  13. ^ Sasha Frere-Jones. "Apocalypse review". Archived from the original on September 21, 2013. Retrieved September 18, 2012.
  14. ^ Bill Callahan Tour Chronicled in Documentary | News. Pitchfork (January 26, 2012). Retrieved on September 18, 2012.
  15. ^ "Bill Callahan's Dream River". The New York Times. September 18, 2013. Retrieved September 19, 2013.
  16. ^ "Have Fun With God". Bandcamp. Retrieved October 17, 2022.
  17. ^ Sodomsky, Sam (November 9, 2018). "Bill Callahan, WHY? Release New Live at Third Man Albums: Listen". Retrieved September 5, 2020.
  18. ^ Hyden, Steven (October 12, 2022). "Bill Callahan Reviews His Own Albums, Including The New 'Reality'". Uproxx. Retrieved October 17, 2022.
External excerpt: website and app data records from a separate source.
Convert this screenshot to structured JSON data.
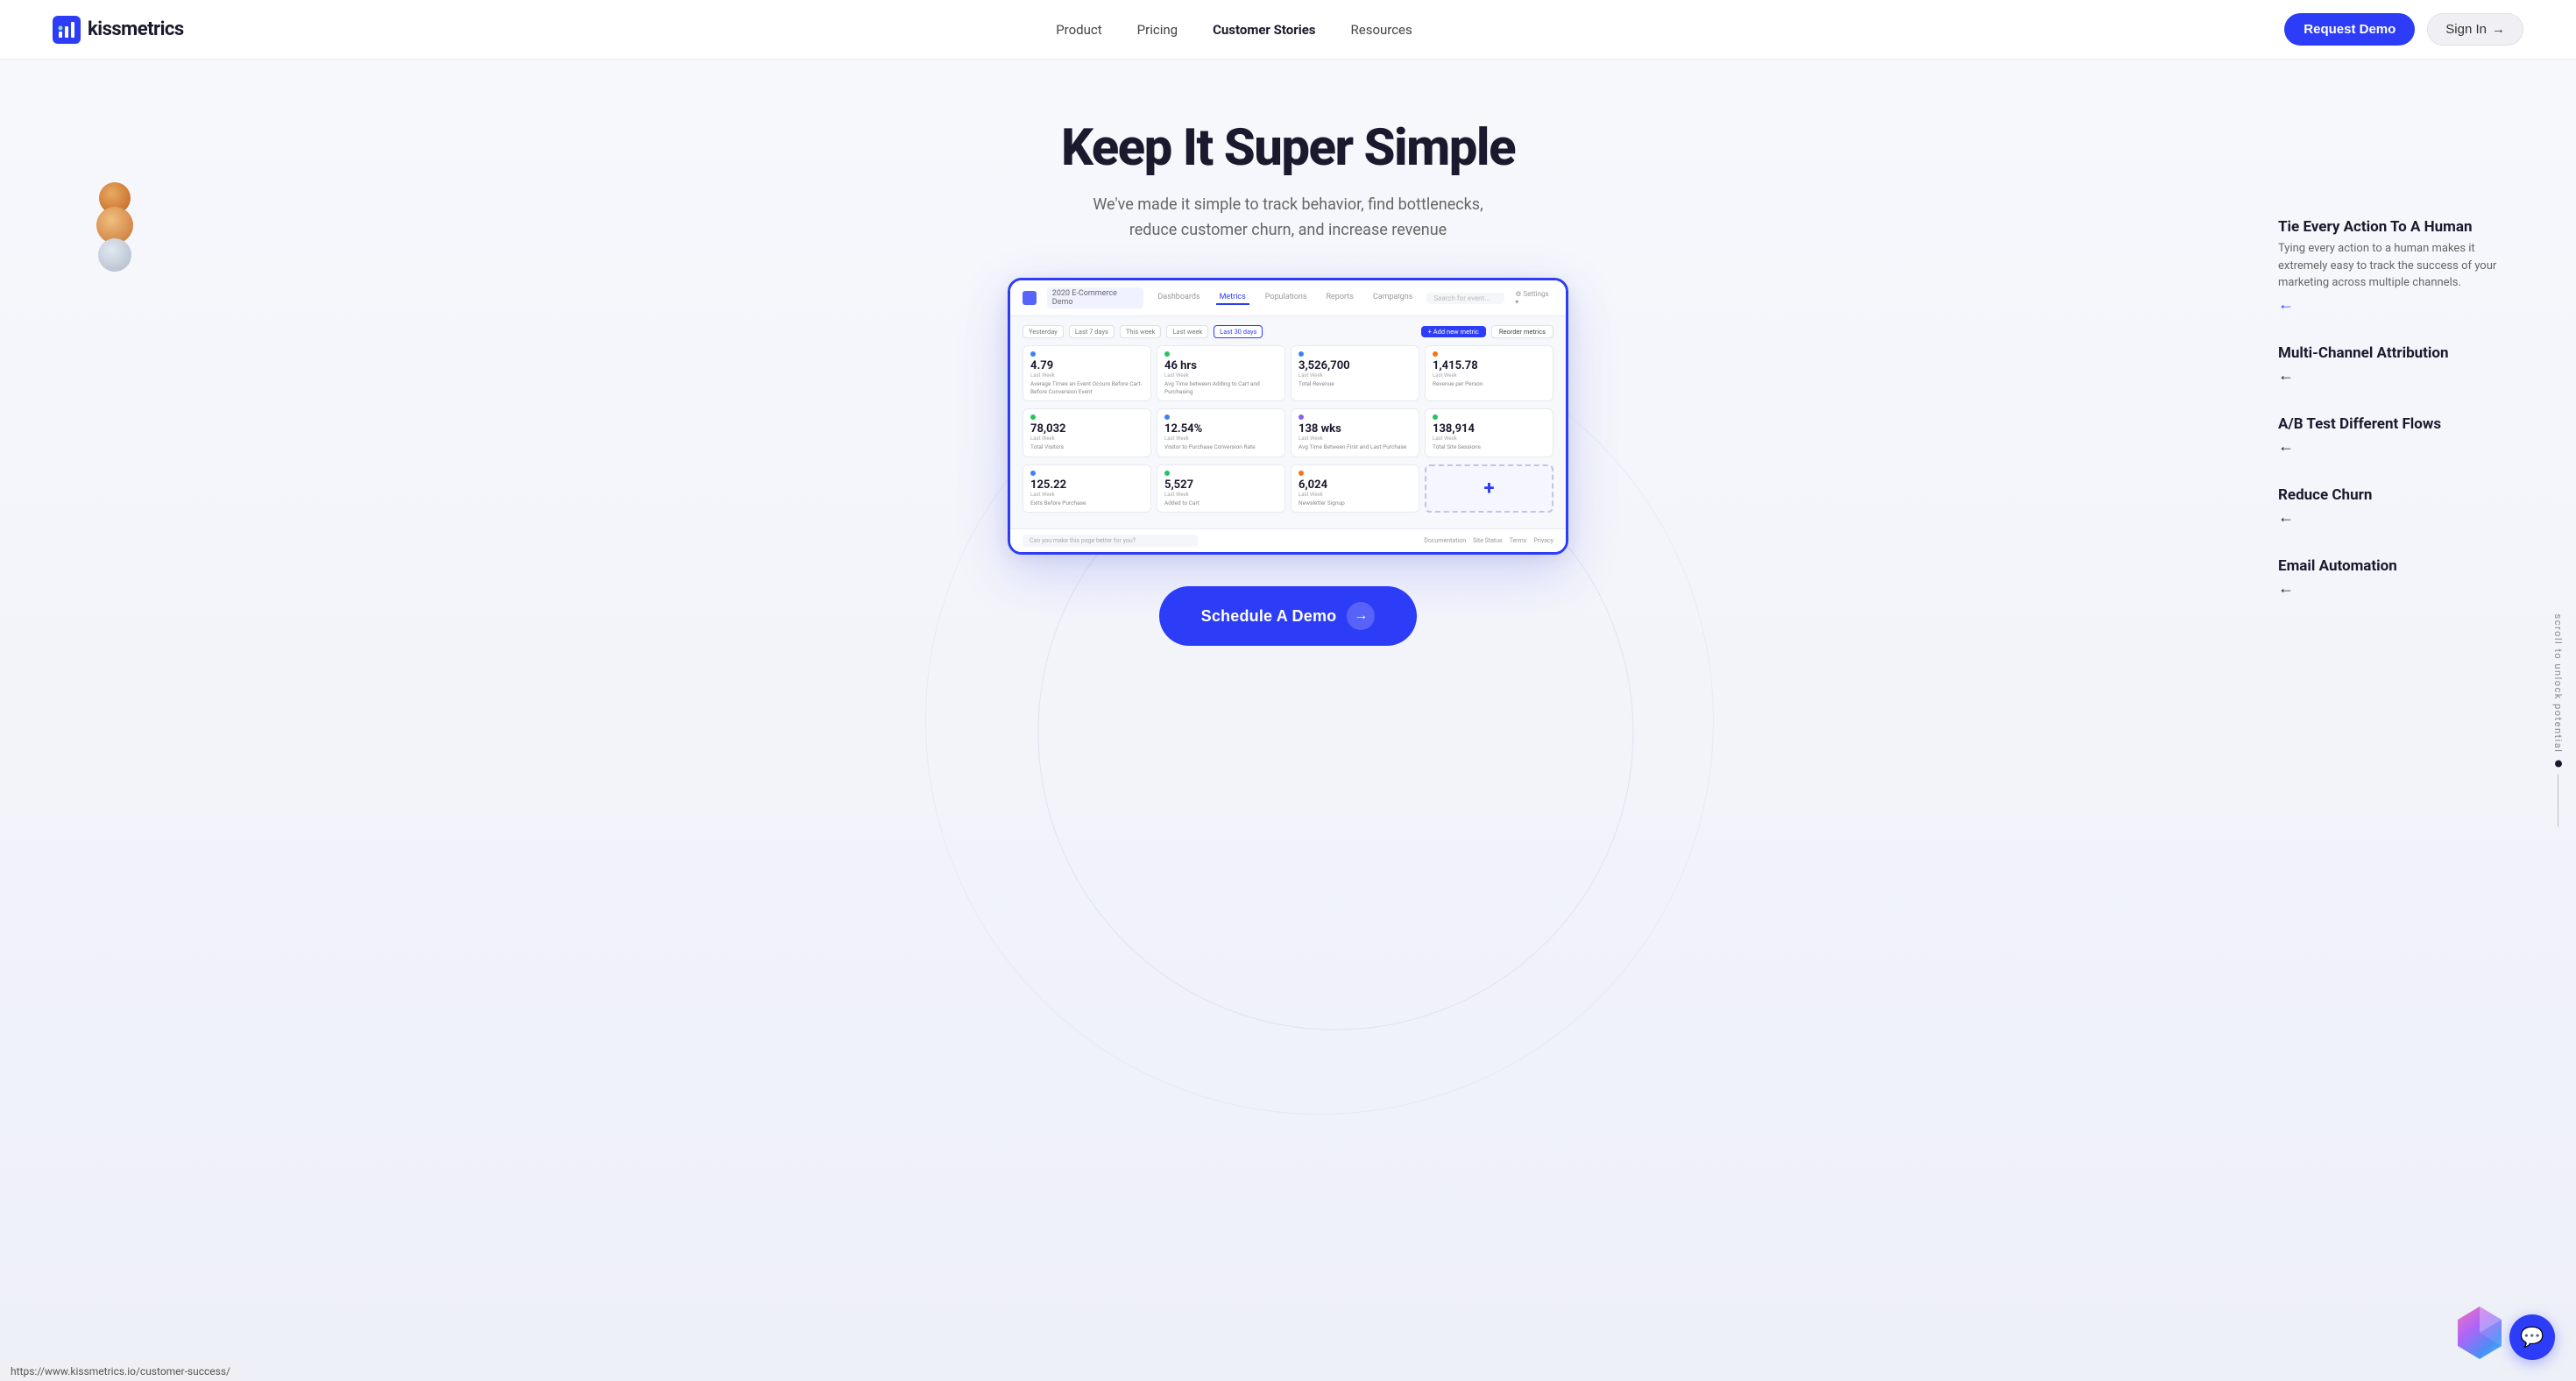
{
  "nav": {
    "logo_text": "kissmetrics",
    "links": [
      {
        "id": "product",
        "label": "Product",
        "active": false
      },
      {
        "id": "pricing",
        "label": "Pricing",
        "active": false
      },
      {
        "id": "customer-stories",
        "label": "Customer Stories",
        "active": true
      },
      {
        "id": "resources",
        "label": "Resources",
        "active": false
      }
    ],
    "request_demo": "Request Demo",
    "sign_in": "Sign In"
  },
  "hero": {
    "title": "Keep It Super Simple",
    "subtitle_line1": "We've made it simple to track behavior, find bottlenecks,",
    "subtitle_line2": "reduce customer churn, and increase revenue"
  },
  "dashboard": {
    "demo_label": "2020 E-Commerce Demo",
    "tabs": [
      "Dashboards",
      "Metrics",
      "Populations",
      "Reports",
      "Campaigns"
    ],
    "active_tab": "Metrics",
    "search_placeholder": "Search for event",
    "settings_label": "Settings",
    "date_filters": [
      "Yesterday",
      "Last 7 days",
      "This week",
      "Last week",
      "Last 30 days"
    ],
    "active_date": "Last 30 days",
    "add_metric_label": "Add new metric",
    "reorder_label": "Reorder metrics",
    "metrics_row1": [
      {
        "value": "4.79",
        "label": "Average Times an Event Occurs Before Cart-Before Conversion Event",
        "last": "Last Week",
        "dot_color": "blue"
      },
      {
        "value": "46 hrs",
        "label": "Avg Time between Adding to Cart and Purchasing",
        "last": "Last Week",
        "dot_color": "green"
      },
      {
        "value": "3,526,700",
        "label": "Total Revenue",
        "last": "Last Week",
        "dot_color": "blue"
      },
      {
        "value": "1,415.78",
        "label": "Revenue per Person",
        "last": "Last Week",
        "dot_color": "orange"
      }
    ],
    "metrics_row2": [
      {
        "value": "78,032",
        "label": "Total Visitors",
        "last": "Last Week",
        "dot_color": "green"
      },
      {
        "value": "12.54%",
        "label": "Visitor to Purchase Conversion Rate",
        "last": "Last Week",
        "dot_color": "blue"
      },
      {
        "value": "138 wks",
        "label": "Avg Time Between First and Last Purchase",
        "last": "Last Week",
        "dot_color": "purple"
      },
      {
        "value": "138,914",
        "label": "Total Site Sessions",
        "last": "Last Week",
        "dot_color": "green"
      }
    ],
    "metrics_row3": [
      {
        "value": "125.22",
        "label": "Exits Before Purchase",
        "last": "Last Week",
        "dot_color": "blue"
      },
      {
        "value": "5,527",
        "label": "Added to Cart",
        "last": "Last Week",
        "dot_color": "green"
      },
      {
        "value": "6,024",
        "label": "Newsletter Signup",
        "last": "Last Week",
        "dot_color": "orange"
      },
      {
        "value": "+",
        "label": "Add new metric",
        "last": "",
        "dot_color": "blue"
      }
    ],
    "footer_input_placeholder": "Can you make this page better for you?",
    "footer_links": [
      "Documentation",
      "Site Status",
      "Terms",
      "Privacy"
    ]
  },
  "features": [
    {
      "id": "tie-action",
      "title": "Tie Every Action To A Human",
      "desc": "Tying every action to a human makes it extremely easy to track the success of your marketing across multiple channels.",
      "has_desc": true,
      "active": true
    },
    {
      "id": "multi-channel",
      "title": "Multi-Channel Attribution",
      "desc": "",
      "has_desc": false,
      "active": false
    },
    {
      "id": "ab-test",
      "title": "A/B Test Different Flows",
      "desc": "",
      "has_desc": false,
      "active": false
    },
    {
      "id": "reduce-churn",
      "title": "Reduce Churn",
      "desc": "",
      "has_desc": false,
      "active": false
    },
    {
      "id": "email-automation",
      "title": "Email Automation",
      "desc": "",
      "has_desc": false,
      "active": false
    }
  ],
  "cta": {
    "label": "Schedule A Demo",
    "arrow": "→"
  },
  "scroll_indicator": {
    "text": "scroll to unlock potential"
  },
  "url_bar": {
    "url": "https://www.kissmetrics.io/customer-success/"
  },
  "icons": {
    "logo": "chart-bar",
    "sign_in_arrow": "→",
    "chat": "💬"
  }
}
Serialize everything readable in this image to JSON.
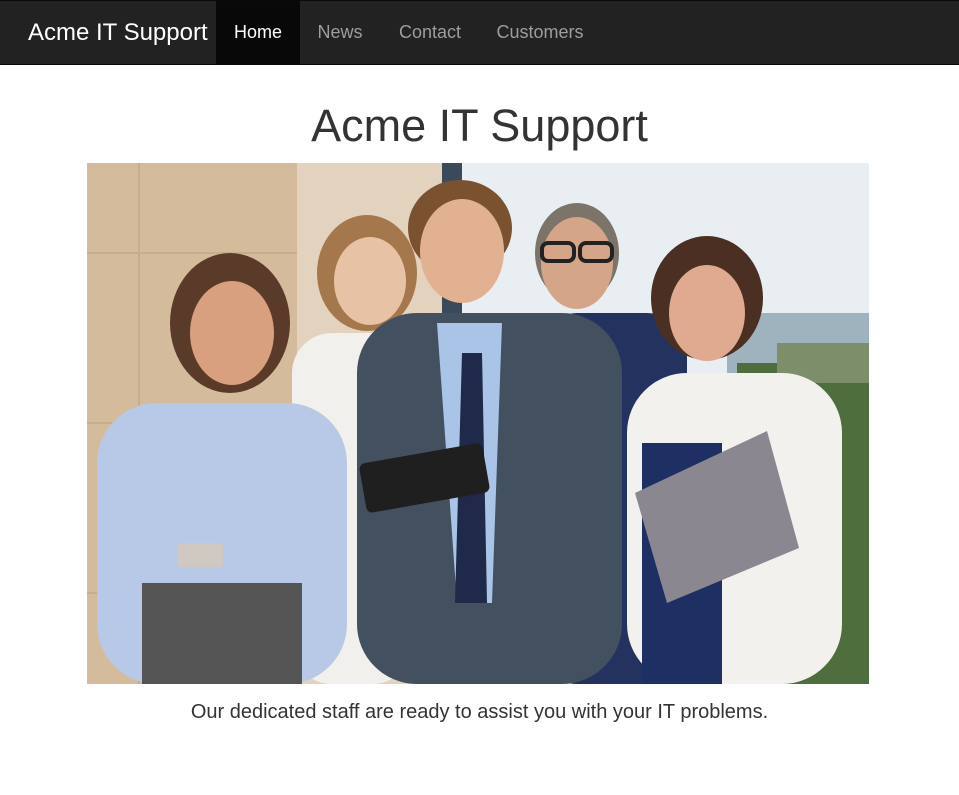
{
  "navbar": {
    "brand": "Acme IT Support",
    "items": [
      {
        "label": "Home",
        "active": true
      },
      {
        "label": "News",
        "active": false
      },
      {
        "label": "Contact",
        "active": false
      },
      {
        "label": "Customers",
        "active": false
      }
    ]
  },
  "main": {
    "title": "Acme IT Support",
    "caption": "Our dedicated staff are ready to assist you with your IT problems."
  },
  "colors": {
    "navbar_bg": "#222222",
    "nav_active_bg": "#080808",
    "nav_text": "#9d9d9d",
    "text": "#333333"
  }
}
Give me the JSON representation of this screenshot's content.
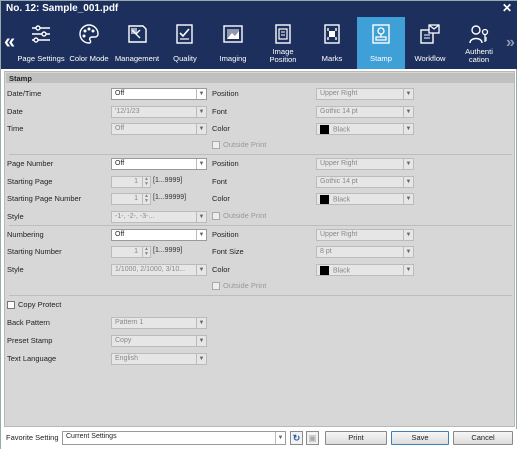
{
  "window": {
    "title": "No. 12: Sample_001.pdf",
    "close": "✕"
  },
  "nav": {
    "left": "«",
    "right": "»"
  },
  "tabs": [
    {
      "label": "Page Settings",
      "icon": "page-settings-icon"
    },
    {
      "label": "Color Mode",
      "icon": "color-mode-icon"
    },
    {
      "label": "Management",
      "icon": "management-icon"
    },
    {
      "label": "Quality",
      "icon": "quality-icon"
    },
    {
      "label": "Imaging",
      "icon": "imaging-icon"
    },
    {
      "label": "Image Position",
      "icon": "image-position-icon"
    },
    {
      "label": "Marks",
      "icon": "marks-icon"
    },
    {
      "label": "Stamp",
      "icon": "stamp-icon",
      "active": true
    },
    {
      "label": "Workflow",
      "icon": "workflow-icon"
    },
    {
      "label": "Authenti cation",
      "icon": "authentication-icon"
    }
  ],
  "section": {
    "title": "Stamp"
  },
  "datetime": {
    "label": "Date/Time",
    "value": "Off",
    "date_label": "Date",
    "date_value": "'12/1/23",
    "time_label": "Time",
    "time_value": "Off",
    "position_label": "Position",
    "position_value": "Upper Right",
    "font_label": "Font",
    "font_value": "Gothic 14 pt",
    "color_label": "Color",
    "color_value": "Black",
    "outside_label": "Outside Print"
  },
  "pagenumber": {
    "label": "Page Number",
    "value": "Off",
    "start_label": "Starting Page",
    "start_value": "1",
    "start_range": "[1...9999]",
    "startnum_label": "Starting Page Number",
    "startnum_value": "1",
    "startnum_range": "[1...99999]",
    "style_label": "Style",
    "style_value": "-1-, -2-, -3-...",
    "position_label": "Position",
    "position_value": "Upper Right",
    "font_label": "Font",
    "font_value": "Gothic 14 pt",
    "color_label": "Color",
    "color_value": "Black",
    "outside_label": "Outside Print"
  },
  "numbering": {
    "label": "Numbering",
    "value": "Off",
    "start_label": "Starting Number",
    "start_value": "1",
    "start_range": "[1...9999]",
    "style_label": "Style",
    "style_value": "1/1000, 2/1000, 3/10...",
    "position_label": "Position",
    "position_value": "Upper Right",
    "fontsize_label": "Font Size",
    "fontsize_value": "8 pt",
    "color_label": "Color",
    "color_value": "Black",
    "outside_label": "Outside Print"
  },
  "copyprotect": {
    "label": "Copy Protect",
    "back_label": "Back Pattern",
    "back_value": "Pattern 1",
    "preset_label": "Preset Stamp",
    "preset_value": "Copy",
    "lang_label": "Text Language",
    "lang_value": "English"
  },
  "footer": {
    "fav_label": "Favorite Setting",
    "fav_value": "Current Settings",
    "print": "Print",
    "save": "Save",
    "cancel": "Cancel"
  }
}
  19. ^ "Stream Bill Callahan's New Album 'Shepard in a Sheepskin Vest'". Spin. June 14, 2019. Retrieved July 29, 2019.
  20. ^ "Shepherd in a Sheepskin Vest by Bill Callahan". Retrieved July 29, 2019.
  21. ^ "Bill Callahan: Shepherd In a Sheepskin Vest". Retrieved July 29, 2019.
  22. ^ "Gold Record". Bandcamp. Retrieved October 17, 2022.
  23. ^ Woodbury, Jason (December 28, 2021). "Blind Date Party". Pitchfork. Retrieved October 17, 2022.
  24. ^ "YTILAƎЯ". Bandcamp. Retrieved October 17, 2022.
  25. ^ "How "Wild Wild Country" Uses Indie Folk to Frame a Quintessentially American Story". April 12, 2018. Retrieved February 23, 2022.
  26. ^ Amter, Charlie (April 18, 2018). "The Music Behind the Guru: Inside the Making of the 'Wild Wild Country' Soundtrack". Variety. Retrieved April 12, 2022.
  27. ^ "'Sex Education' Music Supervisor Reveals Meaning Behind Season 3's Soundtrack". Newsweek. September 22, 2021. Archived from the original on September 22, 2021.
  28. ^ Ratliff, Ben (April 8, 2011). "He Can Sing It, if Not Speak It". The New York Times.
  29. ^ Hyden, Steven (October 12, 2022). "Bill Callahan Reviews His Own Albums, Including The New 'Reality'". Uproxx. Retrieved October 17, 2022.
  30. ^ Bevan, David. (September 17, 2013) Bill Callahan Rolls on Like a River | SPIN | Profiles. Retrieved on April 23, 2014.
  31. ^ Snapes, Laura (September 28, 2022). "Bill Callahan's listening diary: 'My daughter makes me listen to Harry Styles 20 times in a row'". The Guardian. Retrieved October 17, 2022.
  32. ^ Preview The Life and Times of William Callahan, a Photo Essay by Chris Taylor. The Fader (June 7, 2013). Retrieved on April 23, 2014.
  33. ^ Hussey, Allison (August 15, 2022). "Bill Callahan Announces New Album Ytilaer". Pitchfork. Retrieved August 15, 2022.
  34. ^ "Apocalypse: A Bill Callahan Tour Film". Retrieved September 18, 2012.
  35. ^ "Worms Birds Possums". Retrieved September 4, 2019.

External links[edit]